The Salvadoran gangs, also known as “maras,” have their roots in southern California but spread here after mass deportations by the United States in the late 1990s.
They found it easy to recruit teenagers from poor families displaced during El Salvador’s civil war. In this country of 6.1 million people, the MS-13 and Barrio 18 gangs swelled to about 60,000 members.
The same two gangs have taken hold in neighboring Guatemala and Honduras, which now suffer among the world’s highest homicide rates.
Before the truce, gang cliques openly battled for territory in Ilopango. In 2011, there were 110 murders there. Last year, there were 61. This past June, Ilopango recorded no murders at all.
Despite the notable drop in murders, many residents remain skeptical of the truce. The maras are still dealing drugs, locals say, and extorting bus drivers and businesses.
“The truce continues to be weak, fragile, and at any moment we could return to the past,” said Carlos Rivas, a pastor at a 20,000-member evangelical church here.
Ilopango Mayor Salvador Ruano was in no mood to celebrate his town’s peacemaking achievements at a recent news conference he called. Instead, he slammed his fists against the podium and fumed against President Funes, a former TV reporter, for failing to support them.
The Funes government has promised $72 million to El Salvador’s peace zones, of which there are now 16. But Ruano, of the opposition ARENA party, maintains that Ilopango has not received a cent.
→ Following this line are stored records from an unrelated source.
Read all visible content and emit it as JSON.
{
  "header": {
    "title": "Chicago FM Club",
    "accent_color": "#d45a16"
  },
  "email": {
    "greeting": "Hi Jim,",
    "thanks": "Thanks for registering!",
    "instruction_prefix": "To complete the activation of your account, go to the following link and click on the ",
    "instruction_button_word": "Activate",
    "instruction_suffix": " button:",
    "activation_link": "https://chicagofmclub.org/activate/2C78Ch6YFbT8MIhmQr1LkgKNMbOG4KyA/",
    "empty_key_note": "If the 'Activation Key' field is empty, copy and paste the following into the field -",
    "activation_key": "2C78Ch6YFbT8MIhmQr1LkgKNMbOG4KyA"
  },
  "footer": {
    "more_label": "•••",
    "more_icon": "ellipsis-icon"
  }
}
“It is too bad that the president and his security minister have not appreciated what we are doing,” Ruano complained. “But we are going to keep moving.”
The town is straining to find ways to occupy its reformed gangsters.
Marvin Gonzales, a spokesman for MS-13 in Ilopango and head of the chicken farm, said he’d like to see the farm become a collective that offered schooling and other types of work. He acknowledged, though, that possibility seemed remote.
“This chicken farm can’t support everyone,” Gonzales said. “There are between 700 and 800 [MS-13 members] in all of Ilopango.” The farm employs 24.
Just a few minutes’ drive away from the farm, a group of Barrio 18 gang members, led by Jose Angel, 29, run their bakery out of a small house with walls painted blue.
“Look around, there are no guns here, no drugs,” said Jose Angel, who was wearing a polo shirt embroidered with the town’s crest. “No matter what political party comes, we are going to continue here.”
One recent afternoon, about 50 trays of “pan frances,” golden breakfast rolls, cooled on a wooden rack.
Wearing a threadbare white apron, 21-year-old Alex looked more like a California teenager, his hair spiked in a faux mohawk and a stud in his lip, than a hardened gang member. He had no visible tattoos.
But Alex, who asked that his last name not be used, said he had already seen three friends killed. Just before the bakery opened, one was shot in the head for having crossed an invisible gang boundary while selling avocados.
“I’m always going to feel anger” toward the MS-13, he said, feeding dough into a mechanical press. “Especially for what they have done to friends.”
Asked whether he would consider becoming a baker, Alex, who left high school in the ninth grade, turned the idea over in his mind.
“Maybe, if I learned to make other types of breads,” he said. “If I don’t study again, this could work for me. I just want to be like any other person, to just be someone.”